Sometimes it is a bit too easy to forget how much smaller modern technology has made our world. Modern air travel makes it feasible to travel halfway around the world for a holiday and modern communications makes it easy to socialize with people all over the world.
But this wasn’t always so.
To a very large extent, how far you can easily travel is strongly defined by your world’s society. It is not just the technology, but also the economics that have made air travel affordable for many people. Go back eighty years and it was definitely a luxury exercise. Go back further and it becomes the purlieu of the enthusiast. The world was much bigger for most people.
This is a difficult question. Many trying-to-be-writers will leap onto a particular favourite author and say “I write like them!”. Once they’ve gotten a hundred thousand words down in various projects, I see these writers hesitate to be identified with a particular writer.
We all write differently. It’s a stupidly obvious statement, of course, because we are all different people. Different life experiences, different educations, different value systems. Yet we still want to write like a favourite writer.
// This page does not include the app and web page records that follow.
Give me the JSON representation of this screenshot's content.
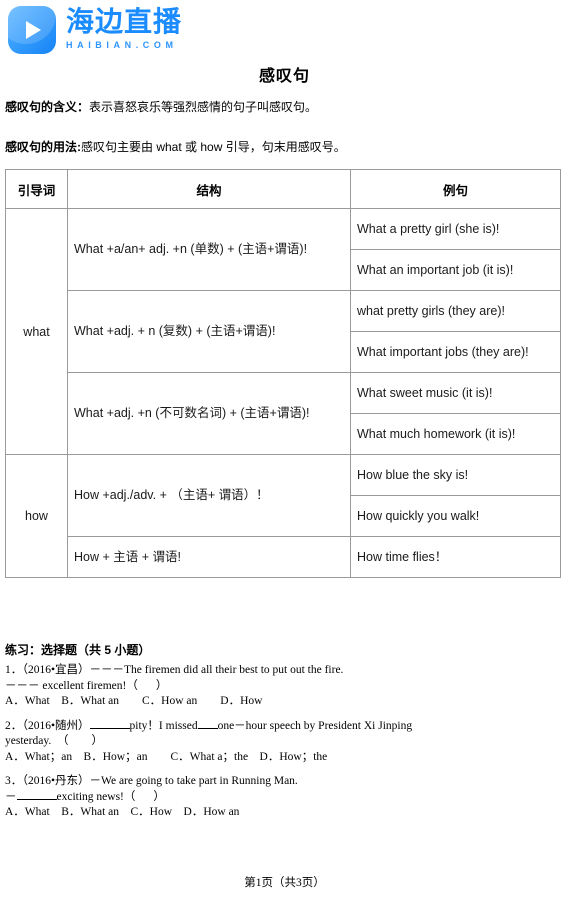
{
  "brand": {
    "logo_icon": "play-button-icon",
    "name_cn": "海边直播",
    "name_en": "HAIBIAN.COM",
    "accent_color": "#1a8cff"
  },
  "document": {
    "title": "感叹句",
    "definition_label": "感叹句的含义：",
    "definition_text": "表示喜怒哀乐等强烈感情的句子叫感叹句。",
    "usage_label": "感叹句的用法:",
    "usage_text": "感叹句主要由 what 或 how 引导，句末用感叹号。"
  },
  "table": {
    "headers": [
      "引导词",
      "结构",
      "例句"
    ],
    "groups": [
      {
        "guide": "what",
        "rows": [
          {
            "structure": "What +a/an+ adj. +n (单数) + (主语+谓语)!",
            "examples": [
              "What a pretty girl (she is)!",
              "What an important job (it is)!"
            ]
          },
          {
            "structure": "What +adj. + n (复数) + (主语+谓语)!",
            "examples": [
              "what pretty girls (they are)!",
              "What important jobs (they are)!"
            ]
          },
          {
            "structure": "What +adj. +n (不可数名词) + (主语+谓语)!",
            "examples": [
              "What sweet music (it is)!",
              "What much homework (it is)!"
            ]
          }
        ]
      },
      {
        "guide": "how",
        "rows": [
          {
            "structure": "How +adj./adv. +  （主语+ 谓语）！",
            "examples": [
              "How blue the sky is!",
              "How quickly you walk!"
            ]
          },
          {
            "structure": "How + 主语 + 谓语!",
            "examples": [
              "How time flies！"
            ]
          }
        ]
      }
    ]
  },
  "exercises": {
    "heading": "练习：选择题（共 5 小题）",
    "items": [
      {
        "number": "1．",
        "source": "（2016•宜昌）",
        "stem_part1": "－－－The firemen did all their best to put out the fire.",
        "stem_part2_pre": "－－－  excellent firemen!（",
        "stem_part2_post": "）",
        "options": "A．What　B．What an　　C．How an　　D．How"
      },
      {
        "number": "2．",
        "source": "（2016•随州）",
        "stem_part1_post": "pity！I missed",
        "stem_part1_tail": "one－hour speech by President Xi Jinping",
        "stem_part2": "yesterday.　（　　）",
        "options": "A．What；an　B．How；an　　C．What a；the　D．How；the"
      },
      {
        "number": "3．",
        "source": "（2016•丹东）",
        "stem_part1": "－We are going to take part in Running Man.",
        "stem_part2_pre": "－",
        "stem_part2_post": "exciting news!（",
        "stem_part2_end": "）",
        "options": "A．What　B．What an　C．How　D．How an"
      }
    ]
  },
  "footer": {
    "page_info": "第1页（共3页）"
  }
}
It doesn’t happen very often, but I had the pleasure of seeing a modern Porsche 911 drive past whilst I was walking to work this morning. Whatever you may think about the German sports car maker, they do make very distinctive looking cars. I came across a promotion film on Youtube that Porsche made years ago about their 928: even in the late 1970’s, the Porsche 928 really stood out as different amongst the other cars.
In the sea of car makes and models, it seems to be really difficult to design and build a shape that stands out. Few manage it and those that do tend to hold on to their distinctive shapes for decades. Porsche clearly does. Lamborghini does, too. The Lamborghini Countach is undoubtedly one of the most recognisable car shapes ever. And it has influenced their cars ever since. By contrast, the new sportscar from Toyota and Subaru (called the 86 from one and the BRZ from the other) is rather underwhelming, to say the least.
But wait – isn’t this a blog about writing? So why all the car talk? Because just like car shapes, your writing needs to be distinctive, too. You might have captivating dialogue, fascinating characters, scintillating descriptions and a killer story – but if your writing is no different from the next five authors in your genre, you’re going to struggle.